Find the position in the notes field for the bracket open bracket, and our starting location is going to be the current locations plus one. Now the reason we do a plus one is if I’m on a bracket already and I want to tab to the next one. Let’s say, I want to ignore that bracket for a little bit, or I don’t want to enter the data I want to be able to move forward and I don’t want to get stuck on the bracket. By doing a plus one, I make sure that I’m not going to find the marker which is bracket space bracket. The plus one is just a way to allow me to scooch over just one character.
This is going to tell us the position of our next starting place. Then, the direction is just to tell me whether or not I am moving forward or backward. The logic for the if statement, where the user is holding down the shift key, that is where we’re doing the exact same thing. We’re still looking at the notes field. We’re using that marker and figuring out our current location. But, the only difference is that we’re doing the current location minus one. Again, it’s just the ability to be able to move away from the current position of the bracket space bracket and making sure that I can move to the previous one or the next one.
With the position function, you can actually use negative numbers. Let’s say we’re on the second occurrence of the bracket by going backward, we actually want to go to the previous one. Instead of doing a one, which is what we normally do, we’re actually saying negative one. This is basically the equivalent of just going backward.
Then, farther down, we have the end variable. We basically check to make sure that we have a number to start with. The reason we add two is that it’s the length of the marker. We have bracket space brackets, so we want to start at the first character and then we want to end up two characters after that.
As long as our start is greater than zero, we’re going to use this function set selection. Set selection tells us what field do we want to go to. Then, we get to say where we want to start and where we want to end. This function doesn’t get used too often because it has to do with the cursor’s position.
In most cases, as developers, we don’t really mess with that.

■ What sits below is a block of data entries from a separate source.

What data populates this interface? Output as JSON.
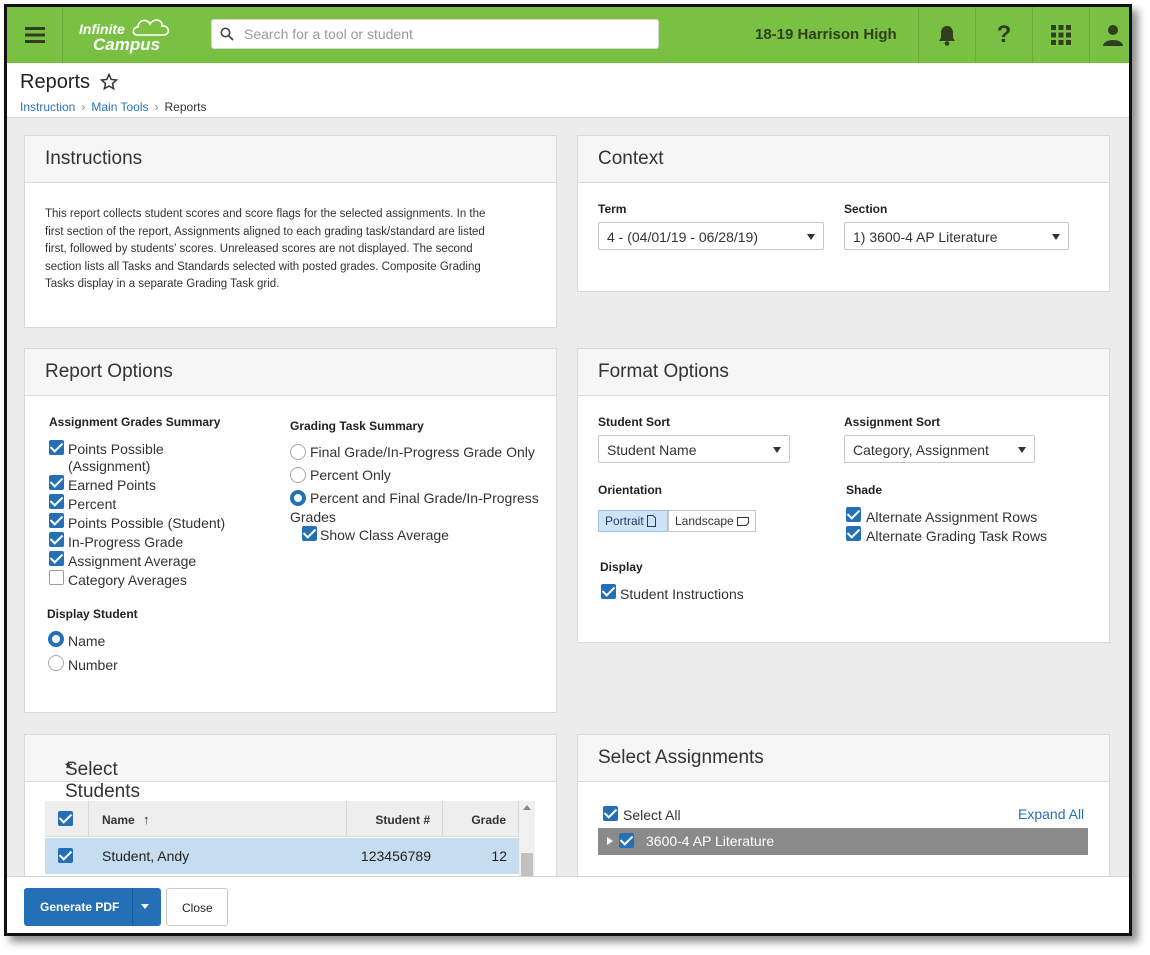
{
  "header": {
    "logo_line1": "Infinite",
    "logo_line2": "Campus",
    "search_placeholder": "Search for a tool or student",
    "school": "18-19 Harrison High",
    "icons": [
      "menu-icon",
      "bell-icon",
      "help-icon",
      "apps-grid-icon",
      "user-icon"
    ]
  },
  "page": {
    "title": "Reports",
    "breadcrumbs": [
      "Instruction",
      "Main Tools",
      "Reports"
    ]
  },
  "instructions": {
    "title": "Instructions",
    "text": "This report collects student scores and score flags for the selected assignments. In the first section of the report, Assignments aligned to each grading task/standard are listed first, followed by students' scores. Unreleased scores are not displayed. The second section lists all Tasks and Standards selected with posted grades. Composite Grading Tasks display in a separate Grading Task grid."
  },
  "context": {
    "title": "Context",
    "term_label": "Term",
    "term_value": "4 - (04/01/19 - 06/28/19)",
    "section_label": "Section",
    "section_value": "1) 3600-4 AP Literature"
  },
  "report_options": {
    "title": "Report Options",
    "ags_label": "Assignment Grades Summary",
    "ags_items": [
      {
        "label": "Points Possible (Assignment)",
        "checked": true
      },
      {
        "label": "Earned Points",
        "checked": true
      },
      {
        "label": "Percent",
        "checked": true
      },
      {
        "label": "Points Possible (Student)",
        "checked": true
      },
      {
        "label": "In-Progress Grade",
        "checked": true
      },
      {
        "label": "Assignment Average",
        "checked": true
      },
      {
        "label": "Category Averages",
        "checked": false
      }
    ],
    "ags_pp_line1": "Points Possible",
    "ags_pp_line2": "(Assignment)",
    "gts_label": "Grading Task Summary",
    "gts_items": [
      {
        "label": "Final Grade/In-Progress Grade Only",
        "selected": false
      },
      {
        "label": "Percent Only",
        "selected": false
      },
      {
        "label": "Percent and Final Grade/In-Progress Grades",
        "selected": true
      }
    ],
    "gts_pfg_line1": "Percent and Final Grade/In-Progress",
    "gts_pfg_line2": "Grades",
    "show_class_average": "Show Class Average",
    "display_student_label": "Display Student",
    "display_student": [
      {
        "label": "Name",
        "selected": true
      },
      {
        "label": "Number",
        "selected": false
      }
    ]
  },
  "format_options": {
    "title": "Format Options",
    "student_sort_label": "Student Sort",
    "student_sort_value": "Student Name",
    "assignment_sort_label": "Assignment Sort",
    "assignment_sort_value": "Category, Assignment",
    "orientation_label": "Orientation",
    "orientation_portrait": "Portrait",
    "orientation_landscape": "Landscape",
    "shade_label": "Shade",
    "shade_items": [
      "Alternate Assignment Rows",
      "Alternate Grading Task Rows"
    ],
    "display_label": "Display",
    "display_items": [
      "Student Instructions"
    ]
  },
  "select_students": {
    "title": "Select Students",
    "required_mark": "*",
    "columns": [
      "Name",
      "Student #",
      "Grade"
    ],
    "sort_arrow": "↑",
    "rows": [
      {
        "name": "Student, Andy",
        "number": "123456789",
        "grade": "12",
        "checked": true
      }
    ]
  },
  "select_assignments": {
    "title": "Select Assignments",
    "select_all": "Select All",
    "expand_all": "Expand All",
    "tree": [
      {
        "label": "3600-4 AP Literature",
        "checked": true
      }
    ]
  },
  "footer": {
    "generate": "Generate PDF",
    "close": "Close"
  },
  "colors": {
    "brand_green": "#7ac143",
    "primary_blue": "#2470b7",
    "selected_row": "#c6dcef"
  }
}
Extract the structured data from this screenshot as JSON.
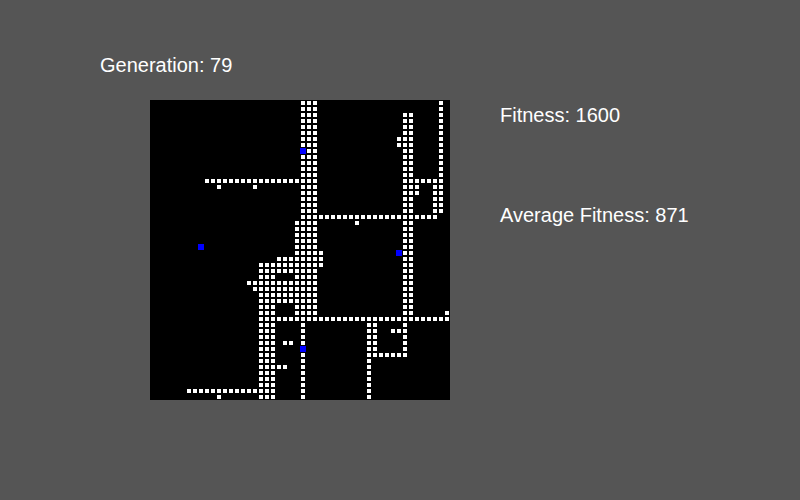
{
  "generation": "Generation: 79",
  "fitness": "Fitness: 1600",
  "average_fitness": "Average Fitness: 871",
  "grid": {
    "size": 50,
    "walls": [
      [
        25,
        0,
        27,
        24
      ],
      [
        24,
        20,
        24,
        24
      ],
      [
        9,
        13,
        24,
        13
      ],
      [
        11,
        14,
        11,
        14
      ],
      [
        17,
        14,
        17,
        14
      ],
      [
        28,
        19,
        47,
        19
      ],
      [
        34,
        20,
        34,
        20
      ],
      [
        42,
        2,
        43,
        36
      ],
      [
        41,
        6,
        41,
        7
      ],
      [
        48,
        0,
        48,
        18
      ],
      [
        44,
        13,
        47,
        13
      ],
      [
        47,
        14,
        47,
        18
      ],
      [
        44,
        14,
        44,
        15
      ],
      [
        24,
        25,
        27,
        36
      ],
      [
        21,
        26,
        23,
        28
      ],
      [
        18,
        27,
        20,
        49
      ],
      [
        19,
        30,
        26,
        33
      ],
      [
        17,
        31,
        24,
        31
      ],
      [
        16,
        30,
        17,
        30
      ],
      [
        28,
        25,
        28,
        27
      ],
      [
        22,
        40,
        23,
        40
      ],
      [
        19,
        36,
        49,
        36
      ],
      [
        49,
        35,
        49,
        35
      ],
      [
        25,
        37,
        25,
        49
      ],
      [
        36,
        37,
        36,
        49
      ],
      [
        37,
        37,
        37,
        42
      ],
      [
        38,
        42,
        42,
        42
      ],
      [
        42,
        37,
        42,
        42
      ],
      [
        40,
        38,
        41,
        38
      ],
      [
        6,
        48,
        17,
        48
      ],
      [
        11,
        49,
        11,
        49
      ],
      [
        21,
        44,
        22,
        44
      ]
    ],
    "agents": [
      [
        25,
        8,
        "#0000ff"
      ],
      [
        8,
        24,
        "#0000ff"
      ],
      [
        41,
        25,
        "#0000ff"
      ],
      [
        25,
        41,
        "#0000ff"
      ]
    ]
  }
}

We let users jump around. The most that we do normally is allowing tabbing through fields. We’re not necessarily worried about what a user will do within that field. But, in this case, it’s a great way of really navigating the user and letting them move through the field in a more efficient and structured way.
The only caveat here is that, if the start was equal to zero, which means there were no more brackets to move through, then it just says, well am I going backward for forwards. Depending on that, it’s going to either go to the previous field or the next field.
This script below is a really important one. That’s the exit script with a result of “false.” I put a little note to clarify what that meant. Basically, once the user hits the tab key, we don’t actually want them to tab outside of the field.
If we didn’t exit the script as false, then it would actually execute a tab command which would mean that the user would tab out of the field. The exit script is there as a way to say that the tab already did its job. Then, we’re done with the script. We’ll close that. Again, if I click in that Notes field and hit the tab key, there I am on the first bracket. If I hit it again, I can go to the next one. If I shift tab, I can go backward.
I hope this is a technique that you can incorporate into your existing solutions of new solutions. It’s not going to be a perfect solution for every database out there. But, there are places where we want to structure the user a little bit, but still give them a lot of freedom. I think this is a great way to get that done.
Thank you for watching and please check out more of our videos at Soliant TV. Let us know if you have any idea for other video topics. Thanks!